Daytime nappers may be in luck. New research shows taking a midday nap, and workplace napping can actually improve productivity.
Sleep deficiency is a pretty prevalent problem. It results from short sleep duration, poorly timed sleep, or poor quality of sleep. “The Institute of Medicine estimates that 50 to 70 million American adults have a chronic sleep disorder that hinders daily function and contributes to poor health.”1
American culture is all about productivity. And that is true even if sleep needs to be sacrificed. Why sleep a lot when you can get more done without it, right? But that’s not what studies show. Sleep boosts our productivity because it helps our memory. “Not only does a daytime nap appear to facilitate the formation of direct associative memories, but we now conclude that napping also facilitates the formation of relational memories, such that associations between items in memory acquired before sleep are strengthened and reorganized by sleep to be flexibly retrieved at a later time.”2
We all know that young children need to nap. And some adults maintain that habit. But most don’t. Work and life demand way too much time and make naps difficult to fit in. But other countries think differently. For instance, Spain and Italy incorporate mid-afternoon siestas and riposos into the workday schedules to allow for napping. Most Americans would balk at that idea!
“According to a fatigue cost estimator from the National Safety Council and Brigham and Women’s Sleep Matters Initiative, the health-related cost of lost productivity is $136 billion a year.”3 The result of sleep deficiency is reduced productivity in the workplace. Furthermore, it results in increased absenteeism, more workplace injuries, higher health care costs, and higher rates of car accidents during commutes. What does that mean to the employer? Likely higher costs in the long-run. Therefore, a short workplace nap to increase productivity and actually reduce costs in the long-run may be the smart way to go.

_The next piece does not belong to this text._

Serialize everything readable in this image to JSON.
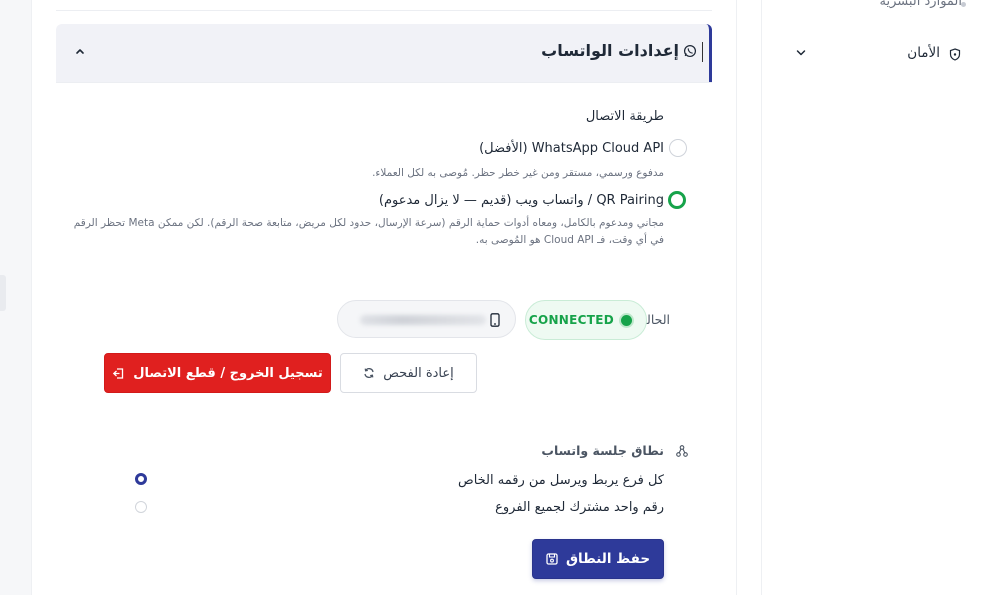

Naps do not just benefit those who are sleep deprived. That’s right! Even individuals who have rested sufficiently reap the rewards of improved alertness, performance, and productivity. Naps relieve stress too. And reduced stress results in added health benefits. Why push through fatigue when you could take a nap instead?
Although many may be proud of “having gotten only a few hours of sleep,” it’s really not that good for you. The habit of getting the recommended 7–9 hours of sleep per night is really your best bet. Plus, companies are integrating workplace naps as part of a change in workplace culture. In fact, some of the world’s largest companies are doing it. Google, Uber, Nike, Cisco, Zappos, Huffington Post, PricewaterhouseCoopers, Proctor & Gamble, and Ben & Jerry’s are some of them. Moreover, they are also providing the accommodations necessary to take better naps, like secluded rooms equipped with nap pods or beds.3

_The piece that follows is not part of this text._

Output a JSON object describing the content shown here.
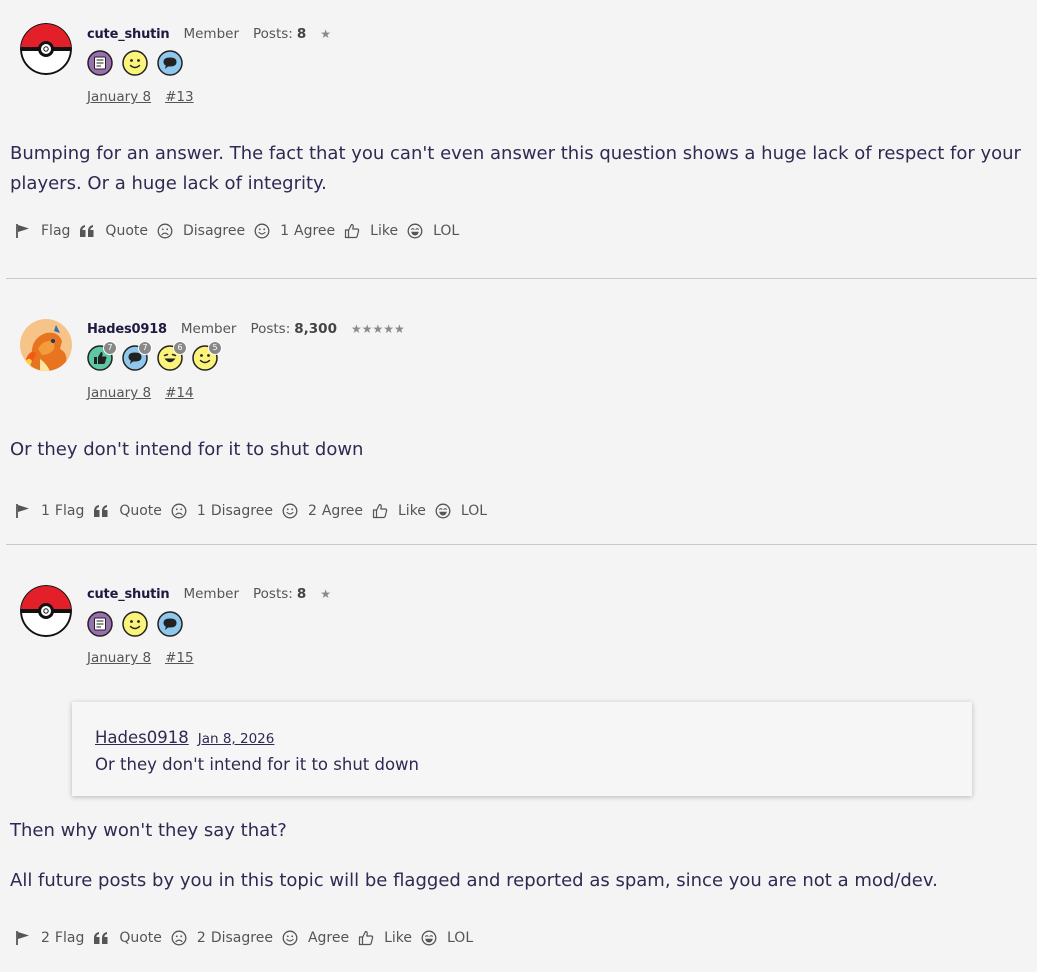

Since workplace napping goes against the grain for many Americans, the challenge is to spread the news regarding how beneficial it really is. Napping combats many physical, mental, and financial consequences of fatigue. Once Americans understand the health benefits, they will be more responsive to workplace napping as part of the scheduled workweek. Give them evidence, and they will be more prone to accept it. “Building and disseminating this evidence will push us closer to a society that values napping and works to remove the stigma of taking that mid-day snooze.”3
If workplace napping is not a part of your work environment, it may be coming soon! And you can try different things to make it a part of your life now. For example, napping may be as easy as closing your eyes for 5-15 minutes. You can lie down if possible. Or sit in your car. But also just sitting in your chair or leaning over a desk will work too. Be creative, and you can find a way.
Redeker, Nancy S., et al. “Workplace interventions to promote sleep health and an alert, healthy workforce.” Journal of Clinical Sleep Medicine 15.4 (2019): 649-657.
2Lau, H., M. A. Tucker, and W. Fishbein. “Daytime napping: Effects on human direct associative and relational memory.” Neurobiology of learning and memory 93.4 (2010): 554-560.
3Alger, Sara E., Allison J. Brager, and Vincent F. Capaldi. “Challenging the stigma of workplace napping.” Sleep 42.8 (2019): zsz097.